I astounded that Betsy Karasik, supposedly a lawyer, wouldn’t have known intellectually, that rape is not about sex, but all about power.
There is a painfully uncomfortable episode of “Louie” in which the comedian Louis C.K. muses that maybe child molesters wouldn’t kill their victims if the penalty weren’t so severe. Everyone I know who watches the show vividly recalls that scene from 2010 because it conjures such a witches’ cauldron of taboo, disgust and moral outrage, all wrapped around a disturbing kernel of truth. I have similar ambivalence about the case involving former Montana high school teacher Stacey Dean Rambold. Louie concluded his riff with a comment to the effect of “I don’t know what to do with that information.” That may be the case for many of us, but with our legal and moral codes failing us, our society needs to have an uncensored dialogue about the reality of sex in schools.
As protesters decry the leniency of Rambold’s sentence — he will spend 30 days in prison after pleading guilty to raping 14-year-old Cherice Morales, who committed suicide at age 16 — I find myself troubled for the opposite reason. I don’t believe that all sexual conduct between underage students and teachers should necessarily be classified as rape, and I believe that absent extenuating circumstances, consensual sexual activity between teachers and students should not be criminalized. While I am not defending Judge G. Todd Baugh’s comments about Morales being “as much in control of the situation” — for which he has appropriately apologized — tarring and feathering him for attempting to articulate the context that informed his sentence will not advance this much-needed dialogue.
Five districts here, five districts over there – what does it matter?
Lawmakers made relatively small changes to the House maps that were used in the 2012 elections, but left the Senate and congressional maps just as they were. If the courts go along, that would mean incumbents seeking re-election would run next year in the same or essentially the same districts that elected them last year.
It has been a long, detailed and contentious process, and it is probably far from over. The short form of our story so far:
The 2010 census resulted in shifts in the distribution of congressional seats from states that lost population to states that grew. Texas gained four seats, for a total of 36.
Minority groups noted the state’s growth was fueled by their populations; 89 percent of the population growth in Texas from 2000 to 2010 came in minority groups, and 66 percent was in the Hispanic population.
The 2011 Legislature, with a Republican supermajority in the House and a near supermajority in the Senate, drew new maps for congressional and legislative elections that were immediately challenged by minority and Democratic plaintiffs as unrepresentative of the state’s population. Their cases were consolidated and sent to a panel of three federal judges in San Antonio.
At the same time, the state asked a different panel of federal judges in Washington, D.C., to pre-clear the maps — a requirement under the federal Voting Rights Act.
I’m willing to stipulate that the data mining reforms the Obama administration put into effect are more sophisticated than the previous clumsy, illegal, unconstitutional, and immoral eavesdropping regimes. Yet, there’s one weak link: the FISA court.
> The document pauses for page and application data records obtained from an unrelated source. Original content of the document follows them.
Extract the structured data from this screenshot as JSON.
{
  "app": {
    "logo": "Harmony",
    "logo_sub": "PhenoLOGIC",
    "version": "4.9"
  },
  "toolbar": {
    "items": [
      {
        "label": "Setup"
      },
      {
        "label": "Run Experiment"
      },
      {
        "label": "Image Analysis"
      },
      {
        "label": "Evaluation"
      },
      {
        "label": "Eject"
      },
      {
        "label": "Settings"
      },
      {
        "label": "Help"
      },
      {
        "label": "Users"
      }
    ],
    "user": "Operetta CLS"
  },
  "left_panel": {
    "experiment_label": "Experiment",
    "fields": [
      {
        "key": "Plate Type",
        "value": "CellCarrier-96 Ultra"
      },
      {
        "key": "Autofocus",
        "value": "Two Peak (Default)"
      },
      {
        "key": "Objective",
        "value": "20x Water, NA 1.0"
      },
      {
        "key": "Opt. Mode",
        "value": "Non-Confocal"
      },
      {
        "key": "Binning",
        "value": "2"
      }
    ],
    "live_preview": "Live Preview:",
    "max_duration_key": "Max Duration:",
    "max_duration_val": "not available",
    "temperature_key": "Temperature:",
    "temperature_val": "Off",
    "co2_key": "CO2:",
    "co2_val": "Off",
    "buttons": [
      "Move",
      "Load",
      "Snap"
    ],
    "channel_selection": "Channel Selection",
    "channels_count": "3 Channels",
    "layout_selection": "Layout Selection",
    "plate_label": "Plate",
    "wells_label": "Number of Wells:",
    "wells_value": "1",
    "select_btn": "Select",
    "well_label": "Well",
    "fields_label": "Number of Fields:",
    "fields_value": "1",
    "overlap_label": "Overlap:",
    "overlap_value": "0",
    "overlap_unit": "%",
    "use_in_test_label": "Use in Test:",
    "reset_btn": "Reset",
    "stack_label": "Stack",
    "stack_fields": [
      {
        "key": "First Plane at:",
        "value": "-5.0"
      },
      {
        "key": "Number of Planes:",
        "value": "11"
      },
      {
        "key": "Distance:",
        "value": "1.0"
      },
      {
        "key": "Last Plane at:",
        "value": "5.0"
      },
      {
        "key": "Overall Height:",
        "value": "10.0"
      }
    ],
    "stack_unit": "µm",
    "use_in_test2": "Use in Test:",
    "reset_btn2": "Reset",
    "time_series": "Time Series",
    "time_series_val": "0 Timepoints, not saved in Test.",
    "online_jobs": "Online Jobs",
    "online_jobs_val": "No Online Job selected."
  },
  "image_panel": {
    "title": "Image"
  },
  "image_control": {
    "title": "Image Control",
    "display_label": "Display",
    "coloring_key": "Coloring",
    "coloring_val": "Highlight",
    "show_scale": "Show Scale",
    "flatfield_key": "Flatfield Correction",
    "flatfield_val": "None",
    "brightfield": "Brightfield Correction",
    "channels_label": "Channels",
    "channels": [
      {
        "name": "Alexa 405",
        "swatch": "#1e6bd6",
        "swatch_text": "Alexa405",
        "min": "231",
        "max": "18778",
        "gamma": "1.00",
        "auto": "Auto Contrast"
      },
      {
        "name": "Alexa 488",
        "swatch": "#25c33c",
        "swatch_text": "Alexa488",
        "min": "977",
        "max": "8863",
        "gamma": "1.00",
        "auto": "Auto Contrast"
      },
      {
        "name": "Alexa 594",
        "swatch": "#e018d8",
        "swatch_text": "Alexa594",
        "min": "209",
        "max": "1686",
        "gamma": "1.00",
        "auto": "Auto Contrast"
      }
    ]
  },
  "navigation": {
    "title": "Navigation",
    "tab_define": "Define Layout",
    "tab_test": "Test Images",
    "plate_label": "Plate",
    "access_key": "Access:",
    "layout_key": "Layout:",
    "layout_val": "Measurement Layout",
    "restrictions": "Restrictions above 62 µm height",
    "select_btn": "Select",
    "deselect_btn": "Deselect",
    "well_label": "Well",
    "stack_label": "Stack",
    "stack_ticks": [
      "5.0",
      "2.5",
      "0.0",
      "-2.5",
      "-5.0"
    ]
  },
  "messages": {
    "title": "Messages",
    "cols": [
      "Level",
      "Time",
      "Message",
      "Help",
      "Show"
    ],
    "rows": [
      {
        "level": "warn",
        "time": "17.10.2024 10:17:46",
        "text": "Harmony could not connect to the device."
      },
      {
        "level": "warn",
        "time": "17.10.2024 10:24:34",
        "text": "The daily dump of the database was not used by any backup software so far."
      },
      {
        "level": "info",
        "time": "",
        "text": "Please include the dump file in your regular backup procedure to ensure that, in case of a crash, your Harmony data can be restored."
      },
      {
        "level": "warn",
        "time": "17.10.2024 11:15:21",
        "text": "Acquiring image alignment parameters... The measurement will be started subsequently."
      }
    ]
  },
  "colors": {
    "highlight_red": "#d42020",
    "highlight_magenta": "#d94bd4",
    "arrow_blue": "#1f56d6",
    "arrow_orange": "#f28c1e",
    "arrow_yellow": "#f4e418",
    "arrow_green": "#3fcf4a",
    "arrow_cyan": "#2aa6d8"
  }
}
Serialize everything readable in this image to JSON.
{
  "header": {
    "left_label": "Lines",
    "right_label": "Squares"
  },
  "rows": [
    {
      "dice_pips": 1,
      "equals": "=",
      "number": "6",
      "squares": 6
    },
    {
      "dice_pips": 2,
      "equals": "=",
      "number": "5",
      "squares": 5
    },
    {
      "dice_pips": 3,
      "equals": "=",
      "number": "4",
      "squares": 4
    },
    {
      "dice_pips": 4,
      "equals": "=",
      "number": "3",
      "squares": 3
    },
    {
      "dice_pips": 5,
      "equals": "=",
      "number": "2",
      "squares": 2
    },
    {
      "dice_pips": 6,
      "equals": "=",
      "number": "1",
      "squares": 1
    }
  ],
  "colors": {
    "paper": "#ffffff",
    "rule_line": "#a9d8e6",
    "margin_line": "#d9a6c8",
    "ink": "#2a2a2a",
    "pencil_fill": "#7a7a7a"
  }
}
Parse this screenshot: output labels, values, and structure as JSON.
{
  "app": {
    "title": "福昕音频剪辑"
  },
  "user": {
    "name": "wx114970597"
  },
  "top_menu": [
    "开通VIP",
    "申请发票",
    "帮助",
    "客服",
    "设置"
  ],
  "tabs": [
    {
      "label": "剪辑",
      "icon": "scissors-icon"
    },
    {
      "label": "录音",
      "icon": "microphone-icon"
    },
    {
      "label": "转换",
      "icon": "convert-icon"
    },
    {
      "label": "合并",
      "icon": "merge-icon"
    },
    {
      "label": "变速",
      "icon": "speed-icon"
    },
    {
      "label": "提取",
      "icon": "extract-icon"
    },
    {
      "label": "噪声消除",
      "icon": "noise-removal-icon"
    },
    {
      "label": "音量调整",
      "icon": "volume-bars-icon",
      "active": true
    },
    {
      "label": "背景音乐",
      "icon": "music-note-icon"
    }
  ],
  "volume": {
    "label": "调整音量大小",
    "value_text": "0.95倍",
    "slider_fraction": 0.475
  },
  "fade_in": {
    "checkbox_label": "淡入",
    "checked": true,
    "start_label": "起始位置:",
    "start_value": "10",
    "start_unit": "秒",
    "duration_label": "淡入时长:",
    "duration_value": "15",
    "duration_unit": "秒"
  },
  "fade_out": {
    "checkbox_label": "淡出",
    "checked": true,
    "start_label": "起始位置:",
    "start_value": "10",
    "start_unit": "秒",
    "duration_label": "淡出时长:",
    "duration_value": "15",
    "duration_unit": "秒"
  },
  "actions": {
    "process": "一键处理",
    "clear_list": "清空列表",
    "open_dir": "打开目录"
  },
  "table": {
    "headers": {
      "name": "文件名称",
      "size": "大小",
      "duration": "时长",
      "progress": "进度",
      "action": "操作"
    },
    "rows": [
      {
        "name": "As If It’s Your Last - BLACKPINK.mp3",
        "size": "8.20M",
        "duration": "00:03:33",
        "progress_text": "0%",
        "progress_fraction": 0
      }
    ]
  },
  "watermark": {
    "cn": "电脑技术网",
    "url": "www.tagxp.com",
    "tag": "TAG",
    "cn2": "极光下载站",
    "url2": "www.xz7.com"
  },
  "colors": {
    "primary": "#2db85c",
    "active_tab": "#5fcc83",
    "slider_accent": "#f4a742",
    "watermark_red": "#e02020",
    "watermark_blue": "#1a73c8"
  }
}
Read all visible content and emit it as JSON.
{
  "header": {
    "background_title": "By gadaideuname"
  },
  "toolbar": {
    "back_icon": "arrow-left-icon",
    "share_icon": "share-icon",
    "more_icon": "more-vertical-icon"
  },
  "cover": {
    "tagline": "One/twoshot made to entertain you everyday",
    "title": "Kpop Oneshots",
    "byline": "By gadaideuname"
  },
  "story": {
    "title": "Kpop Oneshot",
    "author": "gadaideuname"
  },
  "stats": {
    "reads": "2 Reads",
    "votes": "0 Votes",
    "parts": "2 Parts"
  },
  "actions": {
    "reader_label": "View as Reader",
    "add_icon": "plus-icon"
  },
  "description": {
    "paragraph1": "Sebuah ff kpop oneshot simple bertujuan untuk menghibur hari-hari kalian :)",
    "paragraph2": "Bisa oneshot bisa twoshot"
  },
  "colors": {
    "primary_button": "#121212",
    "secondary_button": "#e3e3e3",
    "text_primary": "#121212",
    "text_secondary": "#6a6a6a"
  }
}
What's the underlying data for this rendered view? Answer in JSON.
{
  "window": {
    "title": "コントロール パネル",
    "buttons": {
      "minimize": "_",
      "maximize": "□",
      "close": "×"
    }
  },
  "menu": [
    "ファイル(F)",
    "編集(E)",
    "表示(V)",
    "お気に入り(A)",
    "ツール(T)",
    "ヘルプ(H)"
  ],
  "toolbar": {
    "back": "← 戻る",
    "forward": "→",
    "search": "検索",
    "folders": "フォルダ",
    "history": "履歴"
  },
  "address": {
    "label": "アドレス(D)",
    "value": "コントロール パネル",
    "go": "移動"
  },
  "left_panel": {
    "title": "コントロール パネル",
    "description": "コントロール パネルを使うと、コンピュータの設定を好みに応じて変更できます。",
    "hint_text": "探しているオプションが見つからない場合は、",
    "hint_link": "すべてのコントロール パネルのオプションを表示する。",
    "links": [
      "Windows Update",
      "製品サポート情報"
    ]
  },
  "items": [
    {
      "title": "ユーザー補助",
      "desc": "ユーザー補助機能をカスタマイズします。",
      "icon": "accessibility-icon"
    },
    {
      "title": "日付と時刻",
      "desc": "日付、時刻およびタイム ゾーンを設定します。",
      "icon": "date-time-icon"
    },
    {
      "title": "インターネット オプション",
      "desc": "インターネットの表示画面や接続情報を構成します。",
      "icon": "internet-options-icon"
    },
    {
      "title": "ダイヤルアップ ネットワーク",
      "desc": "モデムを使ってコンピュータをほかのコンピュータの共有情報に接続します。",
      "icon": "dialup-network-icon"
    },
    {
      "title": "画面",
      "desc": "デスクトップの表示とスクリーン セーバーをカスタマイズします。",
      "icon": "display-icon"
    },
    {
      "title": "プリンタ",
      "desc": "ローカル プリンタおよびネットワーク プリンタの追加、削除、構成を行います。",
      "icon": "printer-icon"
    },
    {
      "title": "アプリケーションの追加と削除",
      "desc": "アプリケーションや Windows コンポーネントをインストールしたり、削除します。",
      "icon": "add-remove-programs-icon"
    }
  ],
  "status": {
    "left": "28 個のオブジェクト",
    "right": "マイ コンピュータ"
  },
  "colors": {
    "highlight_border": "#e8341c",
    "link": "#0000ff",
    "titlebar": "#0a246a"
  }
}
Ron Fournier asks, “Why does a secret federal court almost always side with the government’s requests to seize information.” Penza responds:
The problem might arise from the nature of FISA itself: it is a non-adversarial process where only the government presents information and where that information is not subject to challenge. In a regular investigation, there is at least some potential for the target of the investigation to cry “foul” and bring information to the court that undermines the government’s basis for pursuing the investigation. Regular warrants can be challenged as overbroad, overly intrusive, or not supportable by probable cause or even reasonable suspicion. No such mechanism exists in FISA. Indeed, this is a feature not a bug because doing so in the regular way would alert targets that they have been detected, making it more difficult to track and counter an organization like al-Qaeda.
But a mechanism could be added to adjust the FISA process to introduce some check on the government’s ability to obtain a rubber stamp from a court without compromising its ability to hide its activities from the targets of national-security investigations. And no, the best such process does not lie in allowing egomaniacs like Snowden and Greenwald to have veto power over what the government is allowed to do. Rather, it lies in introducing an adversary — call it an ombudsman or a public defender — into the FISA proceedings as an institutional skeptic, empowered to participate in FISA proceedings to challenge the government’s requests as overbroad or not supported by reasonable suspicion.